→ **WHAT NEEDS TO BE DONE**: Copy out every record that follows, word for word.
== Segment start ==
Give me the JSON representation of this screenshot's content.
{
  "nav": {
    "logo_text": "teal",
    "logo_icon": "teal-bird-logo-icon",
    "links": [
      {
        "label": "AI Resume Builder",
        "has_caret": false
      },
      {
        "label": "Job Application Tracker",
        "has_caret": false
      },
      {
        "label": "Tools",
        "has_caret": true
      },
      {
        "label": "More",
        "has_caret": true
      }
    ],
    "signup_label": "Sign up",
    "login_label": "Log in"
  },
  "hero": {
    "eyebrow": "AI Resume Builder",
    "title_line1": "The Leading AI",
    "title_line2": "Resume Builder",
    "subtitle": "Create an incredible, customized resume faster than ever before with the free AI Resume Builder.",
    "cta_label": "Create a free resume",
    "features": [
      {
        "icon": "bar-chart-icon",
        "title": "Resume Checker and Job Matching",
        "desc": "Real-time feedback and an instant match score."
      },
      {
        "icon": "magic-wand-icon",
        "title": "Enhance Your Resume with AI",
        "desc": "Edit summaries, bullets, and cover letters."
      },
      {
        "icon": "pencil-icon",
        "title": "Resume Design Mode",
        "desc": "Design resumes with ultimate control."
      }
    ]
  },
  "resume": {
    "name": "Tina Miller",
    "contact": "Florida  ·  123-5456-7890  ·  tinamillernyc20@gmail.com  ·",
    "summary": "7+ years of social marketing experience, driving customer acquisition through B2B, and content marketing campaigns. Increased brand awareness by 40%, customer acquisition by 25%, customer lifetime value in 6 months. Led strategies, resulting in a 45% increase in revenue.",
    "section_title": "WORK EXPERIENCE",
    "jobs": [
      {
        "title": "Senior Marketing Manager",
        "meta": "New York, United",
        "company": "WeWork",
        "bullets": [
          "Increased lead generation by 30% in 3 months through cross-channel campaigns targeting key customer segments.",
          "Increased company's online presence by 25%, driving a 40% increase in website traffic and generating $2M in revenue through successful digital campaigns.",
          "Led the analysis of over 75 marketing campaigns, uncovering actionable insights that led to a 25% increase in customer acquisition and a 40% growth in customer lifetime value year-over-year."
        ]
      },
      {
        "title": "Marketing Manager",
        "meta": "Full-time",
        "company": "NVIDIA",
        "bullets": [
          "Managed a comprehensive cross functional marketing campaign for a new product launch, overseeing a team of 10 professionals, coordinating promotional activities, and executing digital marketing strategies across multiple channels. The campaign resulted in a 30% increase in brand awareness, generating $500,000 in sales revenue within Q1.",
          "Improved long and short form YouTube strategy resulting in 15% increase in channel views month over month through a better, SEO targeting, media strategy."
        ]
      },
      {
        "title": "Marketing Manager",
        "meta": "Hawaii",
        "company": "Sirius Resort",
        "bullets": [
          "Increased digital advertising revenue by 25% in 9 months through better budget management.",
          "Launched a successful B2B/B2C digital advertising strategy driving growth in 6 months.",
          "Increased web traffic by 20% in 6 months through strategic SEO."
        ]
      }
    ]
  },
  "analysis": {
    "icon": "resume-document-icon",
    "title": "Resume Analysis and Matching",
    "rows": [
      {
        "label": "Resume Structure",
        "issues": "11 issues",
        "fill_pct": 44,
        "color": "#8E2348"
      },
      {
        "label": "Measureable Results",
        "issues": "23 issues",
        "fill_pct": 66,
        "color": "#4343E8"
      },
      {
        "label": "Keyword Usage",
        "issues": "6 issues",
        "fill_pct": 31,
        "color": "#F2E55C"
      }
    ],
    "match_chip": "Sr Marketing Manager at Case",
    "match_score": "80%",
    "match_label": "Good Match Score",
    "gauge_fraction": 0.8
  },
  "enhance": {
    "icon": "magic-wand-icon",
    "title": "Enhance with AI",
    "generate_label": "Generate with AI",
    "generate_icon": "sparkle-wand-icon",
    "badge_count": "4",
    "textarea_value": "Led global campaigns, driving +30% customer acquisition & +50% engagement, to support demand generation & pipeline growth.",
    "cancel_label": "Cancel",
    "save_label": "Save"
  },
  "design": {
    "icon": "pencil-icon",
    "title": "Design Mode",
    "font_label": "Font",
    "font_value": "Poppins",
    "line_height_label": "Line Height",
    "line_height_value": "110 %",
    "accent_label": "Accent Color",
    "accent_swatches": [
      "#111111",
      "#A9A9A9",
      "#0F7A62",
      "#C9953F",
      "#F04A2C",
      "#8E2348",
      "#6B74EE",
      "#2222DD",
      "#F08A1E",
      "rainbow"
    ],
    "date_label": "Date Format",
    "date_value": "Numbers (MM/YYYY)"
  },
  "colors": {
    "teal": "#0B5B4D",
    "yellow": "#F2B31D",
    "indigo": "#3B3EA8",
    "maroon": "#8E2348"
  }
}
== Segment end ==
→ **REPLY**:
Give me the JSON representation of this screenshot's content.
{
  "nav": {
    "logo_text": "teal",
    "logo_icon": "teal-bird-logo-icon",
    "links": [
      {
        "label": "AI Resume Builder",
        "has_caret": false
      },
      {
        "label": "Job Application Tracker",
        "has_caret": false
      },
      {
        "label": "Tools",
        "has_caret": true
      },
      {
        "label": "More",
        "has_caret": true
      }
    ],
    "signup_label": "Sign up",
    "login_label": "Log in"
  },
  "hero": {
    "eyebrow": "AI Resume Builder",
    "title_line1": "The Leading AI",
    "title_line2": "Resume Builder",
    "subtitle": "Create an incredible, customized resume faster than ever before with the free AI Resume Builder.",
    "cta_label": "Create a free resume",
    "features": [
      {
        "icon": "bar-chart-icon",
        "title": "Resume Checker and Job Matching",
        "desc": "Real-time feedback and an instant match score."
      },
      {
        "icon": "magic-wand-icon",
        "title": "Enhance Your Resume with AI",
        "desc": "Edit summaries, bullets, and cover letters."
      },
      {
        "icon": "pencil-icon",
        "title": "Resume Design Mode",
        "desc": "Design resumes with ultimate control."
      }
    ]
  },
  "resume": {
    "name": "Tina Miller",
    "contact": "Florida  ·  123-5456-7890  ·  tinamillernyc20@gmail.com  ·",
    "summary": "7+ years of social marketing experience, driving customer acquisition through B2B, and content marketing campaigns. Increased brand awareness by 40%, customer acquisition by 25%, customer lifetime value in 6 months. Led strategies, resulting in a 45% increase in revenue.",
    "section_title": "WORK EXPERIENCE",
    "jobs": [
      {
        "title": "Senior Marketing Manager",
        "meta": "New York, United",
        "company": "WeWork",
        "bullets": [
          "Increased lead generation by 30% in 3 months through cross-channel campaigns targeting key customer segments.",
          "Increased company's online presence by 25%, driving a 40% increase in website traffic and generating $2M in revenue through successful digital campaigns.",
          "Led the analysis of over 75 marketing campaigns, uncovering actionable insights that led to a 25% increase in customer acquisition and a 40% growth in customer lifetime value year-over-year."
        ]
      },
      {
        "title": "Marketing Manager",
        "meta": "Full-time",
        "company": "NVIDIA",
        "bullets": [
          "Managed a comprehensive cross functional marketing campaign for a new product launch, overseeing a team of 10 professionals, coordinating promotional activities, and executing digital marketing strategies across multiple channels. The campaign resulted in a 30% increase in brand awareness, generating $500,000 in sales revenue within Q1.",
          "Improved long and short form YouTube strategy resulting in 15% increase in channel views month over month through a better, SEO targeting, media strategy."
        ]
      },
      {
        "title": "Marketing Manager",
        "meta": "Hawaii",
        "company": "Sirius Resort",
        "bullets": [
          "Increased digital advertising revenue by 25% in 9 months through better budget management.",
          "Launched a successful B2B/B2C digital advertising strategy driving growth in 6 months.",
          "Increased web traffic by 20% in 6 months through strategic SEO."
        ]
      }
    ]
  },
  "analysis": {
    "icon": "resume-document-icon",
    "title": "Resume Analysis and Matching",
    "rows": [
      {
        "label": "Resume Structure",
        "issues": "11 issues",
        "fill_pct": 44,
        "color": "#8E2348"
      },
      {
        "label": "Measureable Results",
        "issues": "23 issues",
        "fill_pct": 66,
        "color": "#4343E8"
      },
      {
        "label": "Keyword Usage",
        "issues": "6 issues",
        "fill_pct": 31,
        "color": "#F2E55C"
      }
    ],
    "match_chip": "Sr Marketing Manager at Case",
    "match_score": "80%",
    "match_label": "Good Match Score",
    "gauge_fraction": 0.8
  },
  "enhance": {
    "icon": "magic-wand-icon",
    "title": "Enhance with AI",
    "generate_label": "Generate with AI",
    "generate_icon": "sparkle-wand-icon",
    "badge_count": "4",
    "textarea_value": "Led global campaigns, driving +30% customer acquisition & +50% engagement, to support demand generation & pipeline growth.",
    "cancel_label": "Cancel",
    "save_label": "Save"
  },
  "design": {
    "icon": "pencil-icon",
    "title": "Design Mode",
    "font_label": "Font",
    "font_value": "Poppins",
    "line_height_label": "Line Height",
    "line_height_value": "110 %",
    "accent_label": "Accent Color",
    "accent_swatches": [
      "#111111",
      "#A9A9A9",
      "#0F7A62",
      "#C9953F",
      "#F04A2C",
      "#8E2348",
      "#6B74EE",
      "#2222DD",
      "#F08A1E",
      "rainbow"
    ],
    "date_label": "Date Format",
    "date_value": "Numbers (MM/YYYY)"
  },
  "colors": {
    "teal": "#0B5B4D",
    "yellow": "#F2B31D",
    "indigo": "#3B3EA8",
    "maroon": "#8E2348"
  }
}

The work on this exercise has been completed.